Curlew on Stand 1988 Wood Carving

Alexander "Alex" Buderer
Item number: PYH 5307 

Alexander "Alex" Buderer (1943-2018) carved this handsome long-billed curlew in his Shell Knob, Missouri woodworking shop in 1988. He was a talented artist who described himself as a "Wood Artist, Furniture Designer and Builder." From his bio on the Hyde Gallery website: ​"I have been inspired by my uncle Alexander Kozak who was a sculptor in New York. To watch my uncle transform and re-define materials was something that really excited me. I love to work with wood that has been cast aside as worthless, then reclaim it to become a work of art." Alex was an admirer of American woodworker and furniture designer George Nakashima, famous for his respect for trees and the author of "The Soul of a Tree."

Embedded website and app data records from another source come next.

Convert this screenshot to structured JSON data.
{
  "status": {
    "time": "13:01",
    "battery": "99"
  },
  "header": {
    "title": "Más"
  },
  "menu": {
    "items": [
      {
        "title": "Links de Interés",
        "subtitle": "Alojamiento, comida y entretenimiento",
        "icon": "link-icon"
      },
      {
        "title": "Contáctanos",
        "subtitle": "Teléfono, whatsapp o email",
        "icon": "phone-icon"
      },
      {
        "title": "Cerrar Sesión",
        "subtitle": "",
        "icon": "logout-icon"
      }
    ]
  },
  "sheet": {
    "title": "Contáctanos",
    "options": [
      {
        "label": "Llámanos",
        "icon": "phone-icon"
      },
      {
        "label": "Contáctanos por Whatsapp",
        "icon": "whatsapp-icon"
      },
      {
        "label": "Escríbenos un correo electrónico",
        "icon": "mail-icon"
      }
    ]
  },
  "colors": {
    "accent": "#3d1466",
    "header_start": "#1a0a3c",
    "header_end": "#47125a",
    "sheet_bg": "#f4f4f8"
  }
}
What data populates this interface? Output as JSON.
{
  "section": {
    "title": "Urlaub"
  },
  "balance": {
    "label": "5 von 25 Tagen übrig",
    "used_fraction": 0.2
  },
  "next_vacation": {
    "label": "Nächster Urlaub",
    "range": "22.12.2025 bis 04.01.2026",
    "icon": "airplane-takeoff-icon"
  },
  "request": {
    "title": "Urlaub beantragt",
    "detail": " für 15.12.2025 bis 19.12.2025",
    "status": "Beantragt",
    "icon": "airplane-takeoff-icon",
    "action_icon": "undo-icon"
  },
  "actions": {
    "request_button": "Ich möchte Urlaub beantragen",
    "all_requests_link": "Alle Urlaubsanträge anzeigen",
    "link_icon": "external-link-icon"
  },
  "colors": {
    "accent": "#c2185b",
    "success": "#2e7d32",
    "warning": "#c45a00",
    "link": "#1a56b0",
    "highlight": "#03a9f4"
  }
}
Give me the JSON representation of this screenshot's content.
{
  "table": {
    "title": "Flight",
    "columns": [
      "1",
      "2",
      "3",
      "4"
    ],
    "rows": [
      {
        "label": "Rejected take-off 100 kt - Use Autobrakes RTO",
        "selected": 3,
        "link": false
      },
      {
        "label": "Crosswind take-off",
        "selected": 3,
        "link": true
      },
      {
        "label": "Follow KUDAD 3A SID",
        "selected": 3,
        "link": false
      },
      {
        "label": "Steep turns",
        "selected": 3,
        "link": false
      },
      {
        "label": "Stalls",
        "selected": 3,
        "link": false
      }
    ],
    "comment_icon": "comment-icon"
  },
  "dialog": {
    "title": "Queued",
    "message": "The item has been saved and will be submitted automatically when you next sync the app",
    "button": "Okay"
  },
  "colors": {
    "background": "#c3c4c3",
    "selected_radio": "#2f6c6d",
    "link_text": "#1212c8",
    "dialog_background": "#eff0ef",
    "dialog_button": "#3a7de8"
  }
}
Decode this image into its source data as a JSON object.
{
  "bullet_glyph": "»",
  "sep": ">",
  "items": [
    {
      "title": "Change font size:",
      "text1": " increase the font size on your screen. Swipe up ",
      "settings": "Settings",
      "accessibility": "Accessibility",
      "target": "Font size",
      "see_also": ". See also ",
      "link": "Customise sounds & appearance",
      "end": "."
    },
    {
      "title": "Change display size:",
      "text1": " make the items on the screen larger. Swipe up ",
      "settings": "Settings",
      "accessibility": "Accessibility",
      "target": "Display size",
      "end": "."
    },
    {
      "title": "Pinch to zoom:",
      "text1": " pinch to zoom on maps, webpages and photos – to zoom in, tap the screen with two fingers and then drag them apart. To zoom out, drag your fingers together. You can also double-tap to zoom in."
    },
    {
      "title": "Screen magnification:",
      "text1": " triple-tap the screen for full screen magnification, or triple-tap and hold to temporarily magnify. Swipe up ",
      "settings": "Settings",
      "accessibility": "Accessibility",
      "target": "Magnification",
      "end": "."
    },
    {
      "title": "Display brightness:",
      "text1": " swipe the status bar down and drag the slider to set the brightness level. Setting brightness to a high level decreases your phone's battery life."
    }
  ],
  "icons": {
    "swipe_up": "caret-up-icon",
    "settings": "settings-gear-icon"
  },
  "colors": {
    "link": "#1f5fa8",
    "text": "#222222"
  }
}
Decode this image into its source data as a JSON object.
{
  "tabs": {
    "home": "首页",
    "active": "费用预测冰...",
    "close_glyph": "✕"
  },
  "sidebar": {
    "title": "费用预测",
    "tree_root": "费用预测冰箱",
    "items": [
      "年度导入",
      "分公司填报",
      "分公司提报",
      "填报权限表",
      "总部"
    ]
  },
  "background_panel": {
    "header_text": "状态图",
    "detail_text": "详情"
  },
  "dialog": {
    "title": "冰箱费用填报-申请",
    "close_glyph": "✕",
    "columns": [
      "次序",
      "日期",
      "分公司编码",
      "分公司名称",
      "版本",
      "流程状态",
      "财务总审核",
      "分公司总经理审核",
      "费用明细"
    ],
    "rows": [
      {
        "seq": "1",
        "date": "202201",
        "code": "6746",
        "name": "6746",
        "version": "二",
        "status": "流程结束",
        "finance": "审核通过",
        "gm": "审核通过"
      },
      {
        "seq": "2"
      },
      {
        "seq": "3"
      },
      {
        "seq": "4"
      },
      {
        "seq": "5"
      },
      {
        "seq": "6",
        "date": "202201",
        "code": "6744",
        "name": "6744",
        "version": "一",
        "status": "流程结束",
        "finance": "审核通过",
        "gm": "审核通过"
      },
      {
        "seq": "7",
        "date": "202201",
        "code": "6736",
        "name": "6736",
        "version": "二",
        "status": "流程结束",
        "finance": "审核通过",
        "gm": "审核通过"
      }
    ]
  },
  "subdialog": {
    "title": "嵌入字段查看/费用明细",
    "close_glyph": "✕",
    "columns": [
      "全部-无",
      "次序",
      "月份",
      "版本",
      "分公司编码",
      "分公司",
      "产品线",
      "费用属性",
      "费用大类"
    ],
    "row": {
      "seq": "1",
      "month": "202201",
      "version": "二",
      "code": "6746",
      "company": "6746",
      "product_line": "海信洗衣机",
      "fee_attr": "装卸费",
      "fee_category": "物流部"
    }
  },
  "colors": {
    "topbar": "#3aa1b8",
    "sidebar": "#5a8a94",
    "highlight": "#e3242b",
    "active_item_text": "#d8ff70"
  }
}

This stylized carving of a long-billed shorebird is a prime example of Buderer's ability to coax art from wood. The bird has a smooth, sinuous body, the wood left its natural color except for the belly, which was given a wash of white paint to simulate the real thing. The long beak is also wood and it has copper tack eyes. The stand is brass and is mounted in a vertically sliced branch with its concentric rings, polished silky smooth on the top and displaying insect incursions for added texture. The bark has been left intact on the edges, along with a knot at one end.

The underside of the base was smoothed but not polished. It's hand signed, etched in the wood, " 1988 #132 Alex Buderer." (The initials EC are etched into the belly, probably those of a previous owner.) Alex moved his "Alex Buderer Creations" from Long Island, New York, to Shell Knob in 1981, so we know he made this piece in Missouri.

The bird measures 16 inches long from tip of bill to tip of tail. It stands 10 1/2 inches tall including the base, which is 2 inches high. Weighing 1 pound, 3 ounces, it is in excellent condition, a superb woodcarving by a well-known artist.


PYH 5307    

This vintage pair of Canada geese decoys, a gander and a dame, were hand carved from solid chunks of pine in Maine. Reduced to their most basic forms, the geese have raised heads carved separately and painted black, with an area left natural on each that defines their chin straps (the female's neck is painted as well.) There is no additional painting or decorative carving. The pine was left raw but sanded with no topcoat and, along with their blocky shapes and lack of decoration, contributes to their down-home, folk art appearance.

The gander is the larger of the two, measuring 15 1/4 inches beak to tail, 8 1/2 inches tall to the top of his head and 5 1/2 inches wide across his breast. The dame measures 12 1/4 inches long beak to tail, 7 1/2 inches tall to the top of her head and about 5 inches across her breast. The male weighs about 2 1/4 pounds and the female just under 2 pounds. There is a bit of writing in ink on the bottom of the female.

Both decoys are in excellent condition; the wood has splits and cracks that are inherent in the pine, but there is no damage on either. These vintage decoys make a great display, together or separately.


PYH 5548